Classroom Management – How To Handle Power Seeking Students


The sad fact is, it does not matter how well teachers know their content … it does not matter how many strategies teachers know to improve reading comprehension or to increase academic achievement … if teachers can not manage their classroom, they can not teach.

Many experts in education agree that the students who are causing the classroom management problems typically fall into one of four categories:

  1. attention seekers ~ (pencil tappers, hummers, students who talk out etc.)

  2. power seekers ~ (always getting in the last word, muttering under their breath)

  3. revenge seekers ~ (recipients of frequent punishment)

  4. avoiding failure ~ (students who do not do the work or withdraw from the lesson as a means of avoiding more failure)

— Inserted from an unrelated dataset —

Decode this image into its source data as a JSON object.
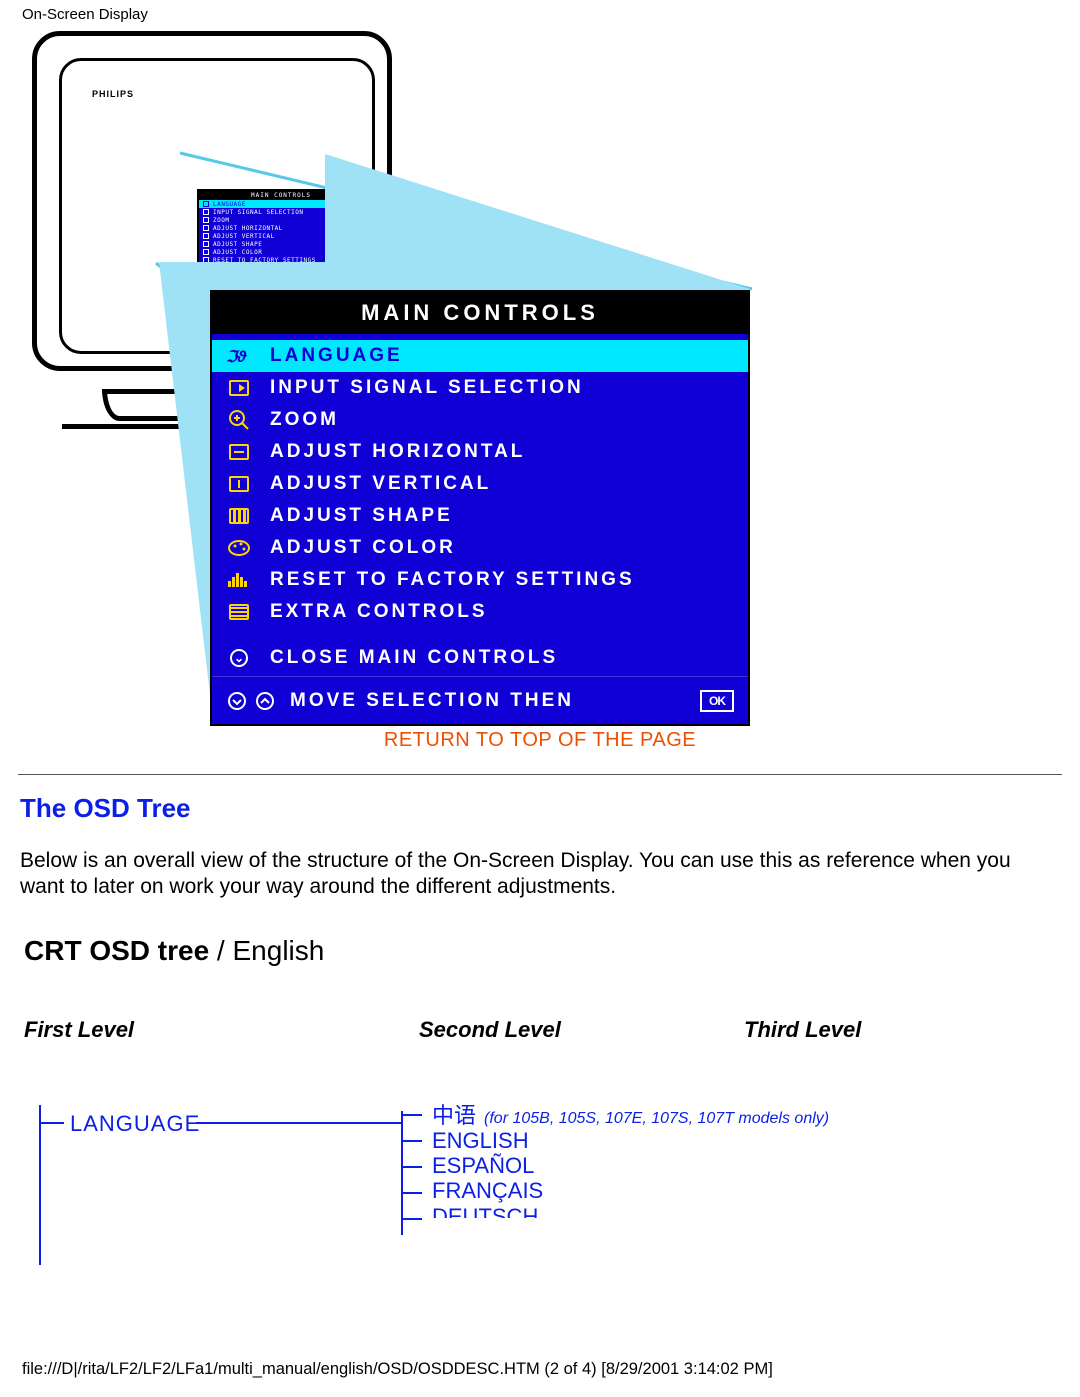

    However, for most teachers, it is the power seekers that start to make our blood boil. These are the students who question your authority and do so in front of the whole class.

    Many teachers feel that they can not let the power seeking student get in the last word because the will lose face with the rest of the class … leading others to feel comfortable asking your authority as well.

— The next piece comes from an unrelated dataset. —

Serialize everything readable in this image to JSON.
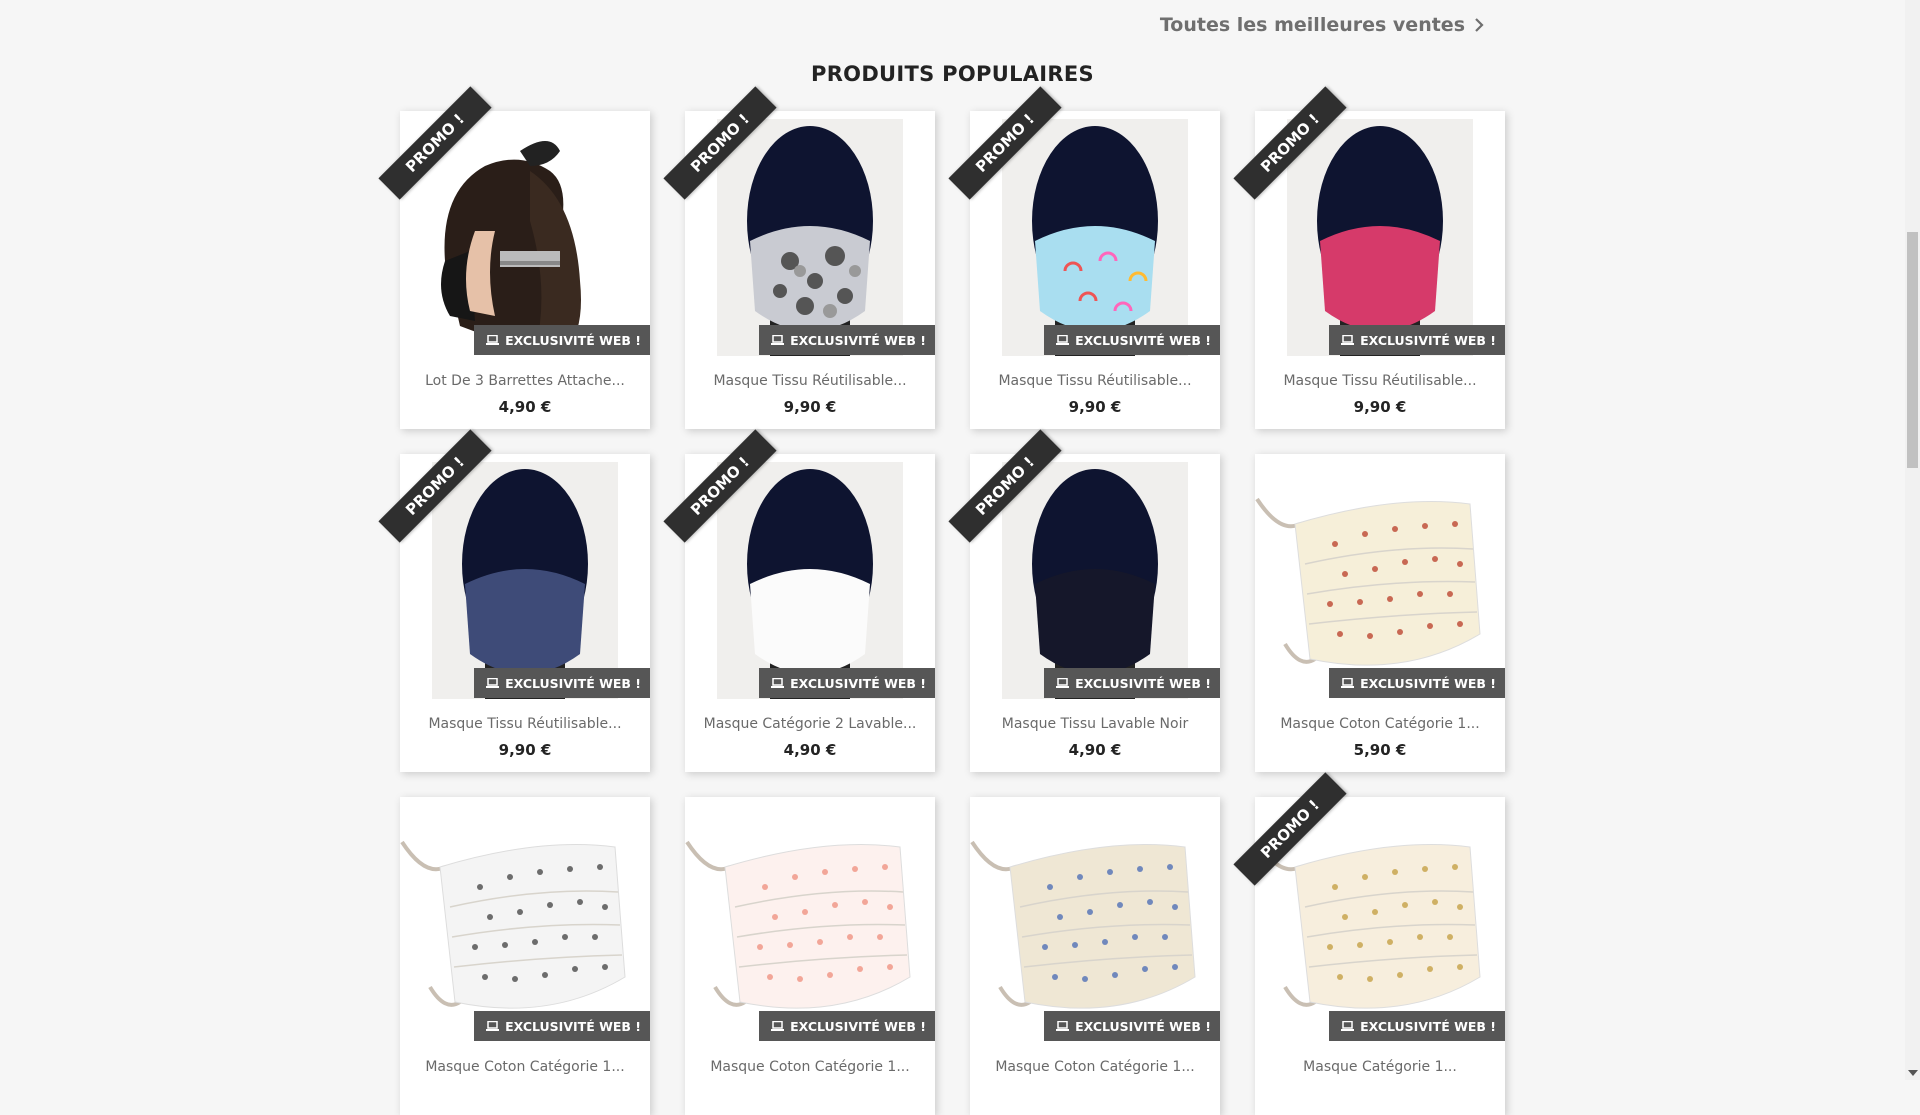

    These power seekers are trying to "bait" the teacher by mumbling something under their breath or flat out stating, "You can not make me do this assignment!"

    Bottom line … these power seeking students are trying to get a reaction out of the teacher and there is nothing they would like more than to have their fellow classmates watch the teacher explode.

    Do not do this … Do not fall for their tricks … Do not take the bait !!!

    At least not then and there in front of the other students.

    There are other options … A much better approach is to take a deep breath, do not lose your cool, and in a calm, matter-of-fact manner simply tell the student to see you after class and then immediately continue on with the lesson.

    If the power seeking student then mutter's something under his breath again just ignore it … that's right ignore it … the rest of class already knows that you will handle the situation without their presence. There is no need for further response at this time as all you will be doing is disrupting your own lesson and giving that power seeking student just what he wants.

    Then, when the bell rings and the class is leaving, simply pull that power seeking student away and follow through without the audience that the student desired. Depending on the situation you may also follow that up with a phone call home, parent conference, detention etc.

    Just do not get "into it" in front of the rest of the class.

By knowing the reasoning behind why a student is misbehaving (ie seeking power) a teacher can make much better classroom management decisions.



Source by Adam Waxler